## Elementary components level

`floodam.building`

relies on a decomposition of a building in elementary components. For each elementary component, the damage process is modelled as follows:

- Before a flood, the elementary component is assumed to be in a normal state (i.e. non altered). An elementary component that is in a normal state is not necessarily new. As a result, its replacement value can depend on its level of dilapidation.
- When a flood occurs, the elementary component can be altered (i.e. it can switch to an altered state, for instance moist, dirty, damaged, destroyed, depending on the water depth and submersion duration). This step reflects the elementary component sensitivity to flooding, which has been defined based on expert knowledge.
- To go back to normal state, it is necessary to take one or several actions.
- The sum of the costs of these actions is considered to be the damage to the elementary component.

For each elementary component, the damage process is modelled for all possible combinations of flood parameters (water depth and submersion duration in `floodam.building`

v1.0.0). Thus, the domain of definition of the elementary damage functions produced by `floodam.building`

is the set of all possible combinations of flood parameters. In other words, for each elementary component:

\[d_{e} = f(h, d)\]

where:

- \(d_{e}\) is the level of damage suffered by the elementary component;
- \(h\) is the water depth in centimetres, which is comprised between \(-\infty\) and \(+\infty\);
- \(d\) is the flood duration in hours, which is comprised between \(-\infty\) and \(+\infty\)

## Building level

Buildings are described precisely in terms of geometry, composition, and contents, which enables `floodam.building`

to make an inventory of the elementary components and to locate them within a building.
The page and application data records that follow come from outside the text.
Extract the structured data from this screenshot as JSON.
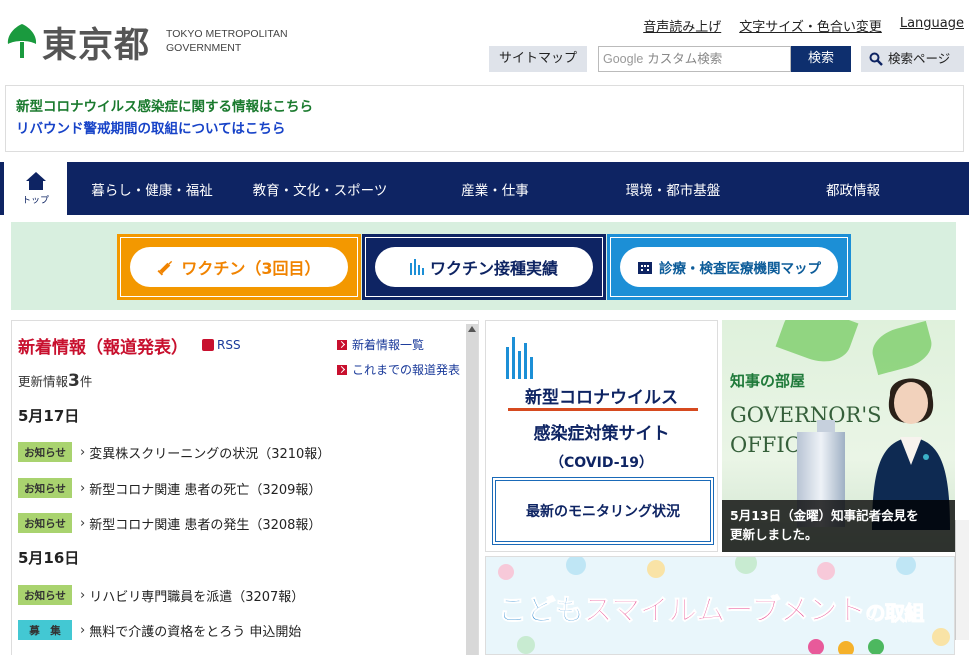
{
  "header": {
    "logo_jp": "東京都",
    "logo_en_line1": "TOKYO METROPOLITAN",
    "logo_en_line2": "GOVERNMENT",
    "util_links": [
      "音声読み上げ",
      "文字サイズ・色合い変更",
      "Language"
    ],
    "sitemap_label": "サイトマップ",
    "search_brand": "Google",
    "search_placeholder": "カスタム検索",
    "search_button": "検索",
    "search_page_button": "検索ページ"
  },
  "notice": {
    "line1": "新型コロナウイルス感染症に関する情報はこちら",
    "line2": "リバウンド警戒期間の取組についてはこちら"
  },
  "nav": {
    "home_label": "トップ",
    "items": [
      "暮らし・健康・福祉",
      "教育・文化・スポーツ",
      "産業・仕事",
      "環境・都市基盤",
      "都政情報"
    ]
  },
  "banners": {
    "vaccine3": "ワクチン（3回目）",
    "vaccine_results": "ワクチン接種実績",
    "clinic_map": "診療・検査医療機関マップ"
  },
  "news": {
    "title": "新着情報（報道発表）",
    "rss": "RSS",
    "link_list": "新着情報一覧",
    "link_past": "これまでの報道発表",
    "update_prefix": "更新情報",
    "update_count": "3",
    "update_suffix": "件",
    "groups": [
      {
        "date": "5月17日",
        "items": [
          {
            "tag": "お知らせ",
            "text": "変異株スクリーニングの状況（3210報）"
          },
          {
            "tag": "お知らせ",
            "text": "新型コロナ関連 患者の死亡（3209報）"
          },
          {
            "tag": "お知らせ",
            "text": "新型コロナ関連 患者の発生（3208報）"
          }
        ]
      },
      {
        "date": "5月16日",
        "items": [
          {
            "tag": "お知らせ",
            "text": "リハビリ専門職員を派遣（3207報）"
          },
          {
            "tag": "募　集",
            "text": "無料で介護の資格をとろう 申込開始"
          }
        ]
      }
    ]
  },
  "covid": {
    "line1": "新型コロナウイルス",
    "line2": "感染症対策サイト",
    "line3": "（COVID-19）",
    "monitoring": "最新のモニタリング状況"
  },
  "governor": {
    "jp": "知事の部屋",
    "en_line1": "GOVERNOR'S",
    "en_line2": "OFFICE",
    "caption_line1": "5月13日（金曜）知事記者会見を",
    "caption_line2": "更新しました。"
  },
  "kodomo": {
    "part1": "こども",
    "part2": "スマイルムーブメント",
    "part3": "の取組"
  },
  "colors": {
    "navy": "#0e2463",
    "orange": "#f39800",
    "blue": "#1c8fd6",
    "red": "#c8102e",
    "green_text": "#1a7a2e",
    "blue_text": "#1743c8"
  }
}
More specifically, for each elementary component that is present in a building, `floodam.building`

identifies the storey and room in which it is located, but also the height at which it is located, relative to the ground. Combining this inventory with elementary damage functions leads to a damage function at the building level, which can be adjusted by information on potential flood protective devices. Damage functions at the building level can be either absolute (directly in €) or relative to a summary statistic of the corresponding building (surface, value of contents for instance.)